→ TRY IT: Please reproduce every entry below without omitting a single line.

→ DATASET:
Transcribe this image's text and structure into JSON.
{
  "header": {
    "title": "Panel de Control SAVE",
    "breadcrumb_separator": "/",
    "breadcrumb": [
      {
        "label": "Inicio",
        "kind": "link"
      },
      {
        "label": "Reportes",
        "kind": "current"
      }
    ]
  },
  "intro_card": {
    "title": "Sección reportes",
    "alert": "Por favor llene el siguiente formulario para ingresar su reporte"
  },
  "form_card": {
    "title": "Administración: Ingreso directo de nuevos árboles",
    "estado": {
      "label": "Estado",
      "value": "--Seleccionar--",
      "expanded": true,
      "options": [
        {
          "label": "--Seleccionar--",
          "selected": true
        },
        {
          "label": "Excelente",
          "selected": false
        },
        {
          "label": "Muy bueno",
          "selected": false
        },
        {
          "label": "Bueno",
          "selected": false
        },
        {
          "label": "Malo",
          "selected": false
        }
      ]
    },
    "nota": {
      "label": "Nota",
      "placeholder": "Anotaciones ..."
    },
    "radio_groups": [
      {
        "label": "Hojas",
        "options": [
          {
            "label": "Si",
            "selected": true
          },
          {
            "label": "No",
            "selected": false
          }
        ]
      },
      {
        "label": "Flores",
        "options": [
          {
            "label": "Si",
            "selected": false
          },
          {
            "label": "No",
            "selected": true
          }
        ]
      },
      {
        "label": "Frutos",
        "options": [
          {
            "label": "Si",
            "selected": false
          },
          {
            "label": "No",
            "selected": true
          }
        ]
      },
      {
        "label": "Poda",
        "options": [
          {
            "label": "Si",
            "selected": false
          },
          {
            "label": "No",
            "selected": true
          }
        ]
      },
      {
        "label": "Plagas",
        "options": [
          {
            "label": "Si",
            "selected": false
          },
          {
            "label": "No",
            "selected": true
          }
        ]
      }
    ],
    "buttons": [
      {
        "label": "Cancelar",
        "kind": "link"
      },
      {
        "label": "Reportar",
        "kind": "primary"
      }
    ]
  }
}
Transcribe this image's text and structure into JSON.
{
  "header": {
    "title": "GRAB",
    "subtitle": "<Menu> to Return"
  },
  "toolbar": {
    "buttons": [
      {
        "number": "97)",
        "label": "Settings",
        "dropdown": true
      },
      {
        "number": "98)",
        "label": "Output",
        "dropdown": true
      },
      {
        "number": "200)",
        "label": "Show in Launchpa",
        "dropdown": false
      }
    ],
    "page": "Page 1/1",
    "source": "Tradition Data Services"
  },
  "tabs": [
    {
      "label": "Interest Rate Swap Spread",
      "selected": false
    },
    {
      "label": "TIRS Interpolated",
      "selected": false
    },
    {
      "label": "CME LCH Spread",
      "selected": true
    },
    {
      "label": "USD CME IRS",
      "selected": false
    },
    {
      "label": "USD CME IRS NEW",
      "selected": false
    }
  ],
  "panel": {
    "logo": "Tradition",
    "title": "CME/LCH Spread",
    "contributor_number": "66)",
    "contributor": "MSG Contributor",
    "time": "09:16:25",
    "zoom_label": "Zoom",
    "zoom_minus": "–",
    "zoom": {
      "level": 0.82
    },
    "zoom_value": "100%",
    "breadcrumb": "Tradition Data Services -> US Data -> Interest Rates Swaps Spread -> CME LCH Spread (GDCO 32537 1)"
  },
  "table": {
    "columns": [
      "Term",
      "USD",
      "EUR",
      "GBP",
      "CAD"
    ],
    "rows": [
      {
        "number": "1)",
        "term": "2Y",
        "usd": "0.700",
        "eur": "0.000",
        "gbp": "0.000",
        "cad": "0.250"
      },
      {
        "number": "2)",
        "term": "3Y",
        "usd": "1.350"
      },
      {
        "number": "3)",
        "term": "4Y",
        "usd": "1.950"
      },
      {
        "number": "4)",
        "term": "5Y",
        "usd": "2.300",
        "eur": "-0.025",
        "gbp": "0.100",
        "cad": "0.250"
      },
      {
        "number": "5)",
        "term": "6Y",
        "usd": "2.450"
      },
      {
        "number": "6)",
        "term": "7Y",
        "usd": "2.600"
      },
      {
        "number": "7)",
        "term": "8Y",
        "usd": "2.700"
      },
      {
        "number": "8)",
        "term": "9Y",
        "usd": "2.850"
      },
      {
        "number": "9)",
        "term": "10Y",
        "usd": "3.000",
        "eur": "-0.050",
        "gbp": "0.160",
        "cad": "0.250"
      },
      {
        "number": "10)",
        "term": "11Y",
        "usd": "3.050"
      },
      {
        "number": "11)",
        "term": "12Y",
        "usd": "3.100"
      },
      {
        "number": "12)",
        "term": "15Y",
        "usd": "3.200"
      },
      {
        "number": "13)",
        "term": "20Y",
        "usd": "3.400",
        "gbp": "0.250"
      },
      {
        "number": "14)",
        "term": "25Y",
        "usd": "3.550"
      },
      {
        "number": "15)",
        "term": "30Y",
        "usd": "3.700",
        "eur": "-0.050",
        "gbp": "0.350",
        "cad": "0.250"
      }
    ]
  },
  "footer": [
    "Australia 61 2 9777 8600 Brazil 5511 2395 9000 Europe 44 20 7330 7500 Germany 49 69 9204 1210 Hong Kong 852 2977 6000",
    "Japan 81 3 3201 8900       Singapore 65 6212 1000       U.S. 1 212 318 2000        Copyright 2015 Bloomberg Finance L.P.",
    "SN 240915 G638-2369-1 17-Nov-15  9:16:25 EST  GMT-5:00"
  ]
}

→ WRITTEN RESPONSE:
Transcribe this image's text and structure into JSON.
{
  "header": {
    "title": "Panel de Control SAVE",
    "breadcrumb_separator": "/",
    "breadcrumb": [
      {
        "label": "Inicio",
        "kind": "link"
      },
      {
        "label": "Reportes",
        "kind": "current"
      }
    ]
  },
  "intro_card": {
    "title": "Sección reportes",
    "alert": "Por favor llene el siguiente formulario para ingresar su reporte"
  },
  "form_card": {
    "title": "Administración: Ingreso directo de nuevos árboles",
    "estado": {
      "label": "Estado",
      "value": "--Seleccionar--",
      "expanded": true,
      "options": [
        {
          "label": "--Seleccionar--",
          "selected": true
        },
        {
          "label": "Excelente",
          "selected": false
        },
        {
          "label": "Muy bueno",
          "selected": false
        },
        {
          "label": "Bueno",
          "selected": false
        },
        {
          "label": "Malo",
          "selected": false
        }
      ]
    },
    "nota": {
      "label": "Nota",
      "placeholder": "Anotaciones ..."
    },
    "radio_groups": [
      {
        "label": "Hojas",
        "options": [
          {
            "label": "Si",
            "selected": true
          },
          {
            "label": "No",
            "selected": false
          }
        ]
      },
      {
        "label": "Flores",
        "options": [
          {
            "label": "Si",
            "selected": false
          },
          {
            "label": "No",
            "selected": true
          }
        ]
      },
      {
        "label": "Frutos",
        "options": [
          {
            "label": "Si",
            "selected": false
          },
          {
            "label": "No",
            "selected": true
          }
        ]
      },
      {
        "label": "Poda",
        "options": [
          {
            "label": "Si",
            "selected": false
          },
          {
            "label": "No",
            "selected": true
          }
        ]
      },
      {
        "label": "Plagas",
        "options": [
          {
            "label": "Si",
            "selected": false
          },
          {
            "label": "No",
            "selected": true
          }
        ]
      }
    ],
    "buttons": [
      {
        "label": "Cancelar",
        "kind": "link"
      },
      {
        "label": "Reportar",
        "kind": "primary"
      }
    ]
  }
}
Transcribe this image's text and structure into JSON.
{
  "header": {
    "title": "GRAB",
    "subtitle": "<Menu> to Return"
  },
  "toolbar": {
    "buttons": [
      {
        "number": "97)",
        "label": "Settings",
        "dropdown": true
      },
      {
        "number": "98)",
        "label": "Output",
        "dropdown": true
      },
      {
        "number": "200)",
        "label": "Show in Launchpa",
        "dropdown": false
      }
    ],
    "page": "Page 1/1",
    "source": "Tradition Data Services"
  },
  "tabs": [
    {
      "label": "Interest Rate Swap Spread",
      "selected": false
    },
    {
      "label": "TIRS Interpolated",
      "selected": false
    },
    {
      "label": "CME LCH Spread",
      "selected": true
    },
    {
      "label": "USD CME IRS",
      "selected": false
    },
    {
      "label": "USD CME IRS NEW",
      "selected": false
    }
  ],
  "panel": {
    "logo": "Tradition",
    "title": "CME/LCH Spread",
    "contributor_number": "66)",
    "contributor": "MSG Contributor",
    "time": "09:16:25",
    "zoom_label": "Zoom",
    "zoom_minus": "–",
    "zoom": {
      "level": 0.82
    },
    "zoom_value": "100%",
    "breadcrumb": "Tradition Data Services -> US Data -> Interest Rates Swaps Spread -> CME LCH Spread (GDCO 32537 1)"
  },
  "table": {
    "columns": [
      "Term",
      "USD",
      "EUR",
      "GBP",
      "CAD"
    ],
    "rows": [
      {
        "number": "1)",
        "term": "2Y",
        "usd": "0.700",
        "eur": "0.000",
        "gbp": "0.000",
        "cad": "0.250"
      },
      {
        "number": "2)",
        "term": "3Y",
        "usd": "1.350"
      },
      {
        "number": "3)",
        "term": "4Y",
        "usd": "1.950"
      },
      {
        "number": "4)",
        "term": "5Y",
        "usd": "2.300",
        "eur": "-0.025",
        "gbp": "0.100",
        "cad": "0.250"
      },
      {
        "number": "5)",
        "term": "6Y",
        "usd": "2.450"
      },
      {
        "number": "6)",
        "term": "7Y",
        "usd": "2.600"
      },
      {
        "number": "7)",
        "term": "8Y",
        "usd": "2.700"
      },
      {
        "number": "8)",
        "term": "9Y",
        "usd": "2.850"
      },
      {
        "number": "9)",
        "term": "10Y",
        "usd": "3.000",
        "eur": "-0.050",
        "gbp": "0.160",
        "cad": "0.250"
      },
      {
        "number": "10)",
        "term": "11Y",
        "usd": "3.050"
      },
      {
        "number": "11)",
        "term": "12Y",
        "usd": "3.100"
      },
      {
        "number": "12)",
        "term": "15Y",
        "usd": "3.200"
      },
      {
        "number": "13)",
        "term": "20Y",
        "usd": "3.400",
        "gbp": "0.250"
      },
      {
        "number": "14)",
        "term": "25Y",
        "usd": "3.550"
      },
      {
        "number": "15)",
        "term": "30Y",
        "usd": "3.700",
        "eur": "-0.050",
        "gbp": "0.350",
        "cad": "0.250"
      }
    ]
  },
  "footer": [
    "Australia 61 2 9777 8600 Brazil 5511 2395 9000 Europe 44 20 7330 7500 Germany 49 69 9204 1210 Hong Kong 852 2977 6000",
    "Japan 81 3 3201 8900       Singapore 65 6212 1000       U.S. 1 212 318 2000        Copyright 2015 Bloomberg Finance L.P.",
    "SN 240915 G638-2369-1 17-Nov-15  9:16:25 EST  GMT-5:00"
  ]
}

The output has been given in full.